If any one says, that the marriage state is to be placed above the state of virginity, or of celibacy, and that it is not better and more blessed to remain in virginity, or in celibacy, than to be united in matrimony; let him be anathema.(Remember that this is de fide teaching which we are bound to believe with the assent of faith. If we find it surprising today, it is our job to ponder how to reconcile our thinking with the teaching of the Church, not to adjust the teaching of the Church to our thinking.)
What is especially relevant today is that Luther's reason for opposing celibacy was not simply his outrage at clerical concubinage and the scandal given, but more fundamentally his enthusiastic support for marriage and the family, and particularly for the procreation of children.

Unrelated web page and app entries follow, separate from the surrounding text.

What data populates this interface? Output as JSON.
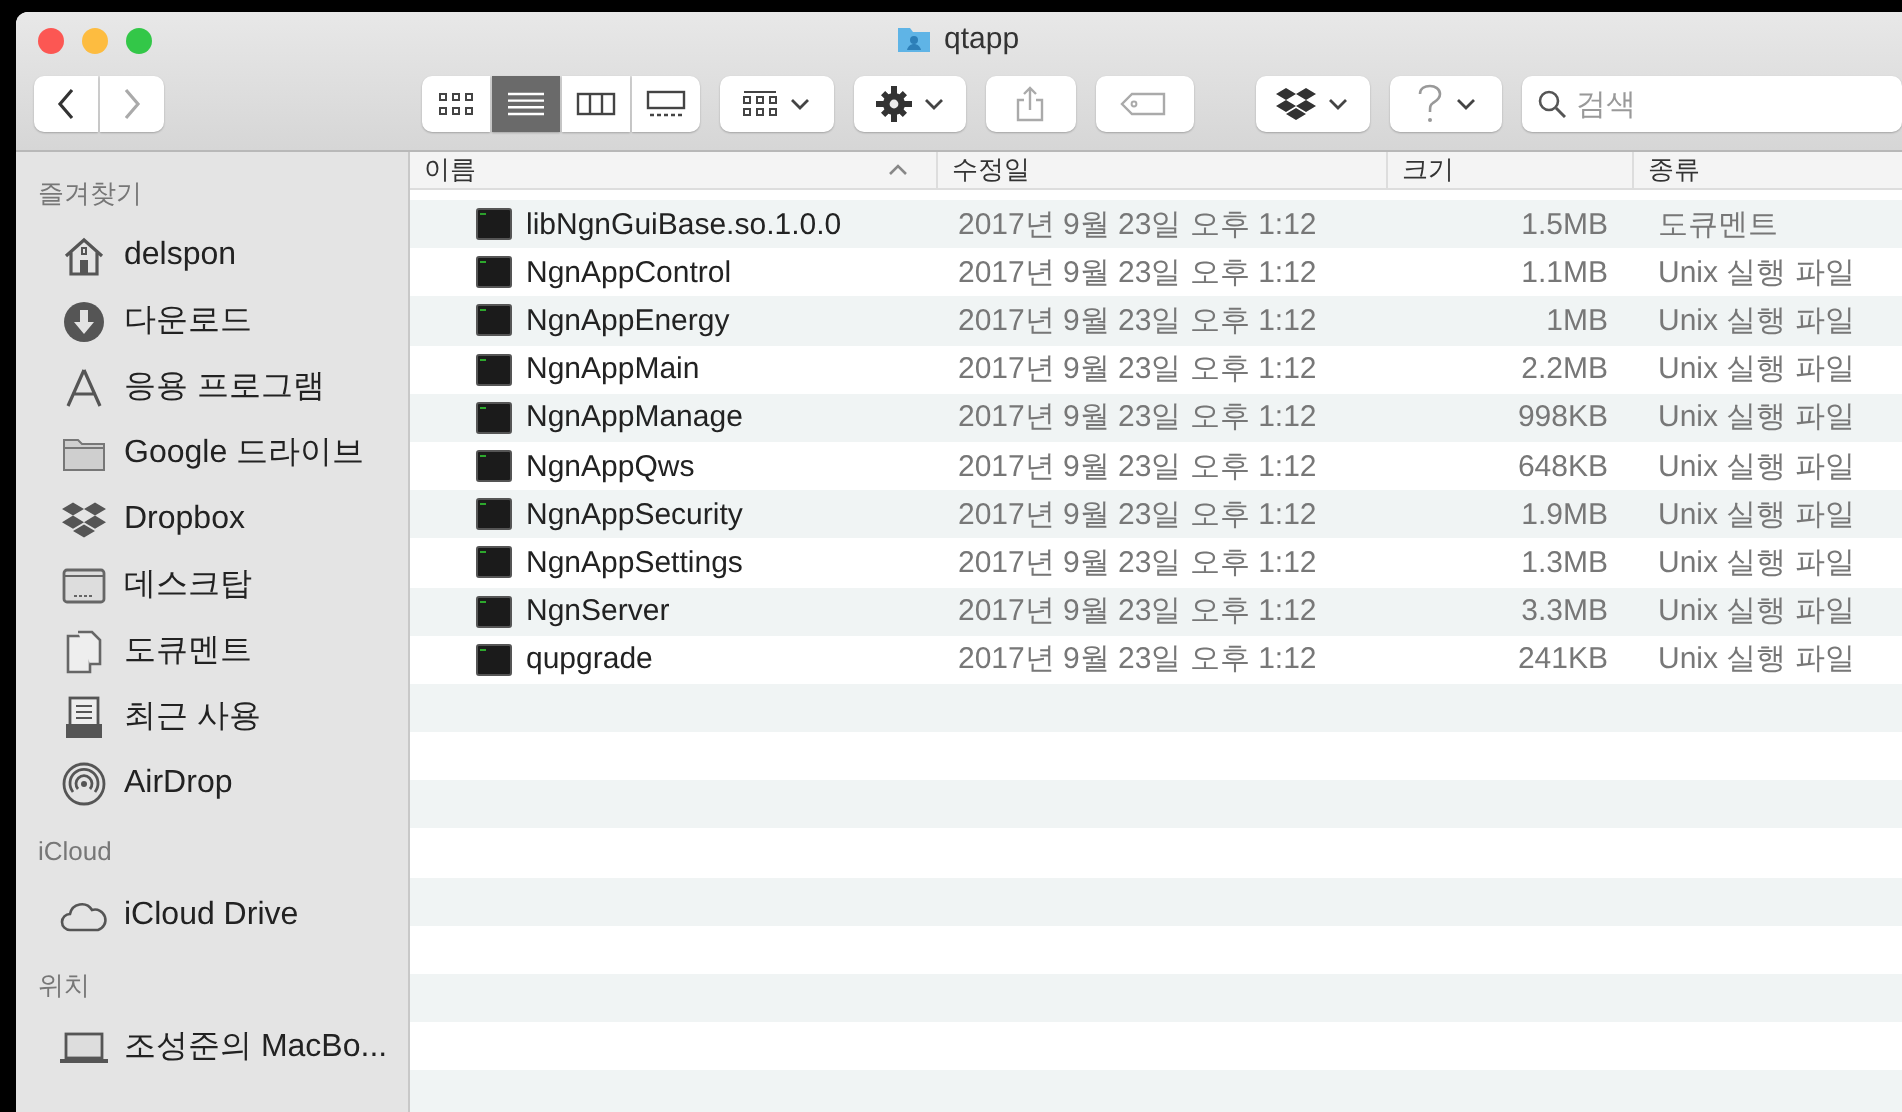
{
  "window": {
    "title": "qtapp"
  },
  "toolbar": {
    "views": [
      {
        "kind": "icons",
        "selected": false
      },
      {
        "kind": "list",
        "selected": true
      },
      {
        "kind": "columns",
        "selected": false
      },
      {
        "kind": "gallery",
        "selected": false
      }
    ],
    "search": {
      "placeholder": "검색"
    }
  },
  "sidebar": {
    "sections": [
      {
        "title": "즐겨찾기",
        "items": [
          {
            "kind": "home",
            "label": "delspon"
          },
          {
            "kind": "download",
            "label": "다운로드"
          },
          {
            "kind": "apps",
            "label": "응용 프로그램"
          },
          {
            "kind": "folder",
            "label": "Google 드라이브"
          },
          {
            "kind": "dropbox",
            "label": "Dropbox"
          },
          {
            "kind": "desktop",
            "label": "데스크탑"
          },
          {
            "kind": "documents",
            "label": "도큐멘트"
          },
          {
            "kind": "recents",
            "label": "최근 사용"
          },
          {
            "kind": "airdrop",
            "label": "AirDrop"
          }
        ]
      },
      {
        "title": "iCloud",
        "items": [
          {
            "kind": "cloud",
            "label": "iCloud Drive"
          }
        ]
      },
      {
        "title": "위치",
        "items": [
          {
            "kind": "laptop",
            "label": "조성준의 MacBo..."
          }
        ]
      }
    ]
  },
  "table": {
    "columns": [
      {
        "label": "이름",
        "sorted": true
      },
      {
        "label": "수정일",
        "sorted": false
      },
      {
        "label": "크기",
        "sorted": false
      },
      {
        "label": "종류",
        "sorted": false
      }
    ],
    "rows": [
      {
        "name": "libNgnGuiBase.so.1.0.0",
        "modified": "2017년 9월 23일 오후 1:12",
        "size": "1.5MB",
        "kind": "도큐멘트"
      },
      {
        "name": "NgnAppControl",
        "modified": "2017년 9월 23일 오후 1:12",
        "size": "1.1MB",
        "kind": "Unix 실행 파일"
      },
      {
        "name": "NgnAppEnergy",
        "modified": "2017년 9월 23일 오후 1:12",
        "size": "1MB",
        "kind": "Unix 실행 파일"
      },
      {
        "name": "NgnAppMain",
        "modified": "2017년 9월 23일 오후 1:12",
        "size": "2.2MB",
        "kind": "Unix 실행 파일"
      },
      {
        "name": "NgnAppManage",
        "modified": "2017년 9월 23일 오후 1:12",
        "size": "998KB",
        "kind": "Unix 실행 파일"
      },
      {
        "name": "NgnAppQws",
        "modified": "2017년 9월 23일 오후 1:12",
        "size": "648KB",
        "kind": "Unix 실행 파일"
      },
      {
        "name": "NgnAppSecurity",
        "modified": "2017년 9월 23일 오후 1:12",
        "size": "1.9MB",
        "kind": "Unix 실행 파일"
      },
      {
        "name": "NgnAppSettings",
        "modified": "2017년 9월 23일 오후 1:12",
        "size": "1.3MB",
        "kind": "Unix 실행 파일"
      },
      {
        "name": "NgnServer",
        "modified": "2017년 9월 23일 오후 1:12",
        "size": "3.3MB",
        "kind": "Unix 실행 파일"
      },
      {
        "name": "qupgrade",
        "modified": "2017년 9월 23일 오후 1:12",
        "size": "241KB",
        "kind": "Unix 실행 파일"
      }
    ]
  }
}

Although as Catholics we would hold that Luther's opposition to celibacy and virginity was misguided, it is interesting to note that he agreed entirely with the doctrine that the primary end of marriage is procreation - something denied by the acceptance of contraception in many protestant communities (who would take their stand on the reformation of Luther and Calvin) and indeed by many Catholics who might think it "an ecumenical matter" to deny Humanae Vitae.
In case there is any doubt, consider this quotation from Luther which is included in the article:
How great, therefore, the wickedness of [fallen] human nature is! How many girls there are who prevent conception and kill and expel tender fetuses, although procreation is the work of God! Indeed, some spouses who marry and live together… have various ends in mind, but rarely children.(I would be interested to have a source for that quotation - not because I would in any way doubt its authenticity, but because it would be useful to quote it in the future.)
When speaking in friendship to our evangelical protestant brothers and sisters, it would be worthwhile asking why they do not affirm Luther's position on contraception which was essentially the same as that taught in Casti Connubii and Humanae Vitae.